A highly developed, free-market economy with a high per capita GDP characterises the Singapore of today. This was not always the case. In the 1960s, Singapore had a per capita GDP less than US$320. Now, it is one of the fastest-growing economies in the world with a per capita GDP of US$60,000. Despite it being a small country with few natural resources, Singapore is an economic powerhouse. By embracing globalisation, free-market capitalism, education, and pragmatic policies, the country has met its geographic disadvantages and become a leader in global commerce.
As a testament to the strength of its economy and political stability, Singapore is often referred to as the “Switzerland of the east”. Indeed in June 2018, US President Donald Trump and North Korean Chairman Kim Jong-Un selected Singapore as the venue for their historic first-ever meeting.
Patent system modernisation
Initially, Singapore operated a self-assessment patent system. In this system, patent applications that did not satisfy the patentability requirements could still be granted. The applicant decided to proceed to obtain a patent. As the Singapore economy has globalised, so too has its patent system.
On 14 February 2014, Singapore took the first step towards modernising its patent system by introducing legislation whereby only patent applications that satisfied patentability requirements could proceed to grant.
Overview of the patent system
An application for a standard patent with a term of 20 years may be filed under the Paris Convention and/or the Patent Cooperation Treaty (PCT). The deadline for National Phase Entry is 30 months from the earliest claimed priority date. There is a 12 month grace period for prior disclosure or sale of the invention by the inventor/applicant.
Methods of treatment of the human or animal body by surgery or therapy or of diagnosis or an Invention that may encourage offensive, immoral or anti-social behaviour is not patentable subject matter in Singapore.
Once filed, the patent application will undergo a formality examination and be published. The deadline to request search and/or examination is 36 months from the earliest claimed priority date. Currently, substantive examination by a Singaporean Patent Office examiner is optional and applicants may rely on search and examination reports established in other countries for corresponding applications that have already been allowed or granted. Deadlines to respond to office actions are non-extendible.
Payment of grant fees are due before 54 months have expired from the earliest claimed priority date. Renewals are subsequently due on the fifth anniversary of filing, and each anniversary thereafter.
ASPEC (ASEAN Patent Examination Cooperation)

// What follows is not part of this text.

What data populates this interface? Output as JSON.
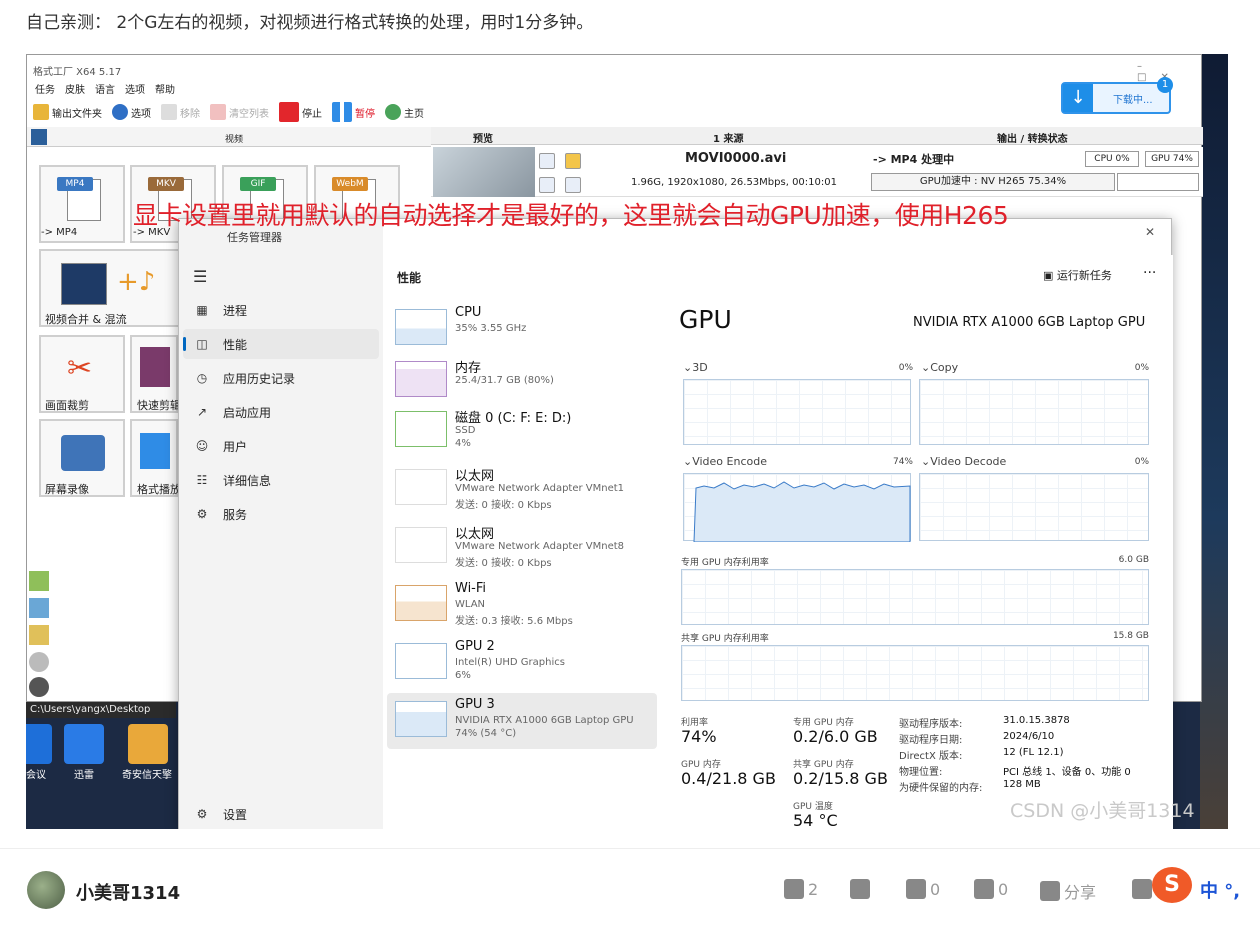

ASPEC is a regional work sharing program amongst nine ASEAN member states - Brunei Darussalam, Cambodia, Indonesia, Laos, Malaysia, the Philippines, Singapore, Thailand and Vietnam. It is a fast-track process to achieve grant with cost savings being achieved by reduction of work amongst the IP offices and conduct of all proceedings in English. As an English speaking country and with a well-developed IP office, Singapore plays a prominent role in ASPEC prosecutions.

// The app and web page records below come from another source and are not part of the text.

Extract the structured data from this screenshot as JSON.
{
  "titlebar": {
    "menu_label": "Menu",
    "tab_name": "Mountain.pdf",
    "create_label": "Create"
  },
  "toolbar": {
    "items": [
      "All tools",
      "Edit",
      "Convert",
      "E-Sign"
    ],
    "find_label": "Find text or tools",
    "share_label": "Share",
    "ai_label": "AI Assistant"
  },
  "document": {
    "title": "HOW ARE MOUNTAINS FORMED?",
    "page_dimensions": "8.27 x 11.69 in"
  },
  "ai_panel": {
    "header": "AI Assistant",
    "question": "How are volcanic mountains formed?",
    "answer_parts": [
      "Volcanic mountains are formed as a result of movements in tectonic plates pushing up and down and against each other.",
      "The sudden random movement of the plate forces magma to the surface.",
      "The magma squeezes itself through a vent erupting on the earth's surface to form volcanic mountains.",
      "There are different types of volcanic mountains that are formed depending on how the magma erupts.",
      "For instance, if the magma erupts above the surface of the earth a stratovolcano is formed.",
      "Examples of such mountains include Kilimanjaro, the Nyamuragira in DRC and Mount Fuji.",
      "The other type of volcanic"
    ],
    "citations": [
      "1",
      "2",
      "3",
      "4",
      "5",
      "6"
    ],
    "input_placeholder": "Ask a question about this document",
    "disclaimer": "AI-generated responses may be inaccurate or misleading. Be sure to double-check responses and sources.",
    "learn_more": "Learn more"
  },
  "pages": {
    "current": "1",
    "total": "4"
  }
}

Singapore’s approach to the digital economy
To foster innovative growth in its already strong financial sector, a Fintech Fast Track initiative has been in place since April 2018. This program is designed expedite the patent application to patent grant process as a means to support commercialisation of underlying financial technology. This initiative was recently complemented with the launch in April 2019 of the Accelerated Initiative for Artificial Intelligence.
It has already been legislated that from 1 January 2020, it will no longer be possible to base examination and prosecution on the foreign route. That is, to directly rely on the allowance of a corresponding application in another country. An IPOS examiner will conduct all examination. Given that IPOS is a member of the GPPH program, it will still be possible to expedite examination based on the allowance of a corresponding foreign application.
It has been further proposed that the Patents Act be amended to positively allow the filing of third-party observations. Under these amendments, an examiner must consider such observations. By contrast, the current informal process carries no such obligation. Whilst such features already exist in many jurisdictions, we see this as evidence that Singapore is committed to ensuring the validity of granted patents.
As a member state of ASEAN and with the modernisation of its patent system, Singapore is well positioned to take a preeminent role in the management and potential integration of the other ASEAN member states. Indeed, we foresee the possibility of Singapore becoming the ASEAN equivalent of the European Patent Office (EPO). Such an outcome would not conflict with existing arrangements, for example, as and between the EPO and Cambodia whereby a European patent may be validated in Cambodia.
Noting the existence of ASPEC, it would seem an ideal platform for Singapore to develop an EPO style examination and grant process.